Your answer should consist of the listing, repeated exactly.

» Input data
▽

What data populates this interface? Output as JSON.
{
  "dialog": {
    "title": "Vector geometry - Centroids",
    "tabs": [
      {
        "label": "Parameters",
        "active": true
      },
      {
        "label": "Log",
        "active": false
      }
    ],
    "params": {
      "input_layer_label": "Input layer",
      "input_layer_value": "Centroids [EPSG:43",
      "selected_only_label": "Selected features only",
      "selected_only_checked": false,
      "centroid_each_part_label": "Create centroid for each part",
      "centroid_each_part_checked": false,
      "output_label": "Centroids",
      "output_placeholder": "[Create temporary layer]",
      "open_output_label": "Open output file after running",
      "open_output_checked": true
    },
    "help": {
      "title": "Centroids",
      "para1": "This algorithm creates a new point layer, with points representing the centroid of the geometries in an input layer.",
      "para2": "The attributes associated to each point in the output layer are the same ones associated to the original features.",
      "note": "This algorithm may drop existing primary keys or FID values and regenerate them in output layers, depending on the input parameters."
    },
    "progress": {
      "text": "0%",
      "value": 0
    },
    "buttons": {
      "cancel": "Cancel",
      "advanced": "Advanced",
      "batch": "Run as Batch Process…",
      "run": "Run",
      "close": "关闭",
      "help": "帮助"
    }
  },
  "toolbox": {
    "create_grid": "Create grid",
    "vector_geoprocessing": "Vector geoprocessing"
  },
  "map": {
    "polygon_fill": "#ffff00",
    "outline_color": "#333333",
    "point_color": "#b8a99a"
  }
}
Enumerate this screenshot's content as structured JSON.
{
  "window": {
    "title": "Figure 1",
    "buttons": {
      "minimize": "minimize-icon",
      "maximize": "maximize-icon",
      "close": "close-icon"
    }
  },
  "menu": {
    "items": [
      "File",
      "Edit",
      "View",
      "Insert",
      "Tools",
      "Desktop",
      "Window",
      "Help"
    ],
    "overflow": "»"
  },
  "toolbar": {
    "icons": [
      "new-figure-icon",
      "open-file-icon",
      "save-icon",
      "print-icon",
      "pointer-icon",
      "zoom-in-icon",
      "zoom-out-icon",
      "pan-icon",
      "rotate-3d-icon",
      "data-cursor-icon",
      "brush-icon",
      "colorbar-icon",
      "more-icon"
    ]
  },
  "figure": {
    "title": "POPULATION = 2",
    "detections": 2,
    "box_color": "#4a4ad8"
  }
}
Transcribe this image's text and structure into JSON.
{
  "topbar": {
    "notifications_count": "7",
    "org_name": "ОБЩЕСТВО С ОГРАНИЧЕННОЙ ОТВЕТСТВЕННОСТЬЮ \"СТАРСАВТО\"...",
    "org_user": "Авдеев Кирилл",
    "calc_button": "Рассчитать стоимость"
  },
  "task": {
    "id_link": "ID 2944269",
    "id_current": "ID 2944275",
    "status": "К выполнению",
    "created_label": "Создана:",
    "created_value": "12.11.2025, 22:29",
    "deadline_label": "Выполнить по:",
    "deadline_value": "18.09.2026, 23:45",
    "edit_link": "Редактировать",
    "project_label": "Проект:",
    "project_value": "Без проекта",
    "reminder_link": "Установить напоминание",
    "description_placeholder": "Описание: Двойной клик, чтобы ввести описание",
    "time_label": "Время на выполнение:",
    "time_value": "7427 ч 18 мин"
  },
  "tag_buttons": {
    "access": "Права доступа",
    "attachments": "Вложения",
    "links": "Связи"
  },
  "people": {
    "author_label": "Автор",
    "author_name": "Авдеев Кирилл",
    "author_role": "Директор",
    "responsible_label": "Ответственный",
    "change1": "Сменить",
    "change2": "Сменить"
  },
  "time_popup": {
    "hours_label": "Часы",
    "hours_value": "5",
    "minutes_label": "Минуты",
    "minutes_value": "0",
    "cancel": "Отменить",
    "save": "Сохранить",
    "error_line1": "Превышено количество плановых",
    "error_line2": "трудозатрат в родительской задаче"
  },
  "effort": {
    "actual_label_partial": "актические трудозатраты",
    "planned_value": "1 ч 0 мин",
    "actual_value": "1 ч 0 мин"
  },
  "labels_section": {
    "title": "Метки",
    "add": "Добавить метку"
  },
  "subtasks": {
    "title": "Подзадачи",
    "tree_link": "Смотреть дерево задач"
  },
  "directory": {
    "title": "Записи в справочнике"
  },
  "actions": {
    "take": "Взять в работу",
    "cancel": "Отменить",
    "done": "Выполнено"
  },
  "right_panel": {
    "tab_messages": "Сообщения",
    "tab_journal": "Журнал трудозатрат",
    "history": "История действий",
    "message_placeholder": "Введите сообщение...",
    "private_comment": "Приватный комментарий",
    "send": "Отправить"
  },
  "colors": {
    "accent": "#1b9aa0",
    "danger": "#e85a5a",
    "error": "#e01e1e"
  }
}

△

» Task result
What data populates this interface? Output as JSON.
{
  "dialog": {
    "title": "Vector geometry - Centroids",
    "tabs": [
      {
        "label": "Parameters",
        "active": true
      },
      {
        "label": "Log",
        "active": false
      }
    ],
    "params": {
      "input_layer_label": "Input layer",
      "input_layer_value": "Centroids [EPSG:43",
      "selected_only_label": "Selected features only",
      "selected_only_checked": false,
      "centroid_each_part_label": "Create centroid for each part",
      "centroid_each_part_checked": false,
      "output_label": "Centroids",
      "output_placeholder": "[Create temporary layer]",
      "open_output_label": "Open output file after running",
      "open_output_checked": true
    },
    "help": {
      "title": "Centroids",
      "para1": "This algorithm creates a new point layer, with points representing the centroid of the geometries in an input layer.",
      "para2": "The attributes associated to each point in the output layer are the same ones associated to the original features.",
      "note": "This algorithm may drop existing primary keys or FID values and regenerate them in output layers, depending on the input parameters."
    },
    "progress": {
      "text": "0%",
      "value": 0
    },
    "buttons": {
      "cancel": "Cancel",
      "advanced": "Advanced",
      "batch": "Run as Batch Process…",
      "run": "Run",
      "close": "关闭",
      "help": "帮助"
    }
  },
  "toolbox": {
    "create_grid": "Create grid",
    "vector_geoprocessing": "Vector geoprocessing"
  },
  "map": {
    "polygon_fill": "#ffff00",
    "outline_color": "#333333",
    "point_color": "#b8a99a"
  }
}
Enumerate this screenshot's content as structured JSON.
{
  "window": {
    "title": "Figure 1",
    "buttons": {
      "minimize": "minimize-icon",
      "maximize": "maximize-icon",
      "close": "close-icon"
    }
  },
  "menu": {
    "items": [
      "File",
      "Edit",
      "View",
      "Insert",
      "Tools",
      "Desktop",
      "Window",
      "Help"
    ],
    "overflow": "»"
  },
  "toolbar": {
    "icons": [
      "new-figure-icon",
      "open-file-icon",
      "save-icon",
      "print-icon",
      "pointer-icon",
      "zoom-in-icon",
      "zoom-out-icon",
      "pan-icon",
      "rotate-3d-icon",
      "data-cursor-icon",
      "brush-icon",
      "colorbar-icon",
      "more-icon"
    ]
  },
  "figure": {
    "title": "POPULATION = 2",
    "detections": 2,
    "box_color": "#4a4ad8"
  }
}
Transcribe this image's text and structure into JSON.
{
  "topbar": {
    "notifications_count": "7",
    "org_name": "ОБЩЕСТВО С ОГРАНИЧЕННОЙ ОТВЕТСТВЕННОСТЬЮ \"СТАРСАВТО\"...",
    "org_user": "Авдеев Кирилл",
    "calc_button": "Рассчитать стоимость"
  },
  "task": {
    "id_link": "ID 2944269",
    "id_current": "ID 2944275",
    "status": "К выполнению",
    "created_label": "Создана:",
    "created_value": "12.11.2025, 22:29",
    "deadline_label": "Выполнить по:",
    "deadline_value": "18.09.2026, 23:45",
    "edit_link": "Редактировать",
    "project_label": "Проект:",
    "project_value": "Без проекта",
    "reminder_link": "Установить напоминание",
    "description_placeholder": "Описание: Двойной клик, чтобы ввести описание",
    "time_label": "Время на выполнение:",
    "time_value": "7427 ч 18 мин"
  },
  "tag_buttons": {
    "access": "Права доступа",
    "attachments": "Вложения",
    "links": "Связи"
  },
  "people": {
    "author_label": "Автор",
    "author_name": "Авдеев Кирилл",
    "author_role": "Директор",
    "responsible_label": "Ответственный",
    "change1": "Сменить",
    "change2": "Сменить"
  },
  "time_popup": {
    "hours_label": "Часы",
    "hours_value": "5",
    "minutes_label": "Минуты",
    "minutes_value": "0",
    "cancel": "Отменить",
    "save": "Сохранить",
    "error_line1": "Превышено количество плановых",
    "error_line2": "трудозатрат в родительской задаче"
  },
  "effort": {
    "actual_label_partial": "актические трудозатраты",
    "planned_value": "1 ч 0 мин",
    "actual_value": "1 ч 0 мин"
  },
  "labels_section": {
    "title": "Метки",
    "add": "Добавить метку"
  },
  "subtasks": {
    "title": "Подзадачи",
    "tree_link": "Смотреть дерево задач"
  },
  "directory": {
    "title": "Записи в справочнике"
  },
  "actions": {
    "take": "Взять в работу",
    "cancel": "Отменить",
    "done": "Выполнено"
  },
  "right_panel": {
    "tab_messages": "Сообщения",
    "tab_journal": "Журнал трудозатрат",
    "history": "История действий",
    "message_placeholder": "Введите сообщение...",
    "private_comment": "Приватный комментарий",
    "send": "Отправить"
  },
  "colors": {
    "accent": "#1b9aa0",
    "danger": "#e85a5a",
    "error": "#e01e1e"
  }
}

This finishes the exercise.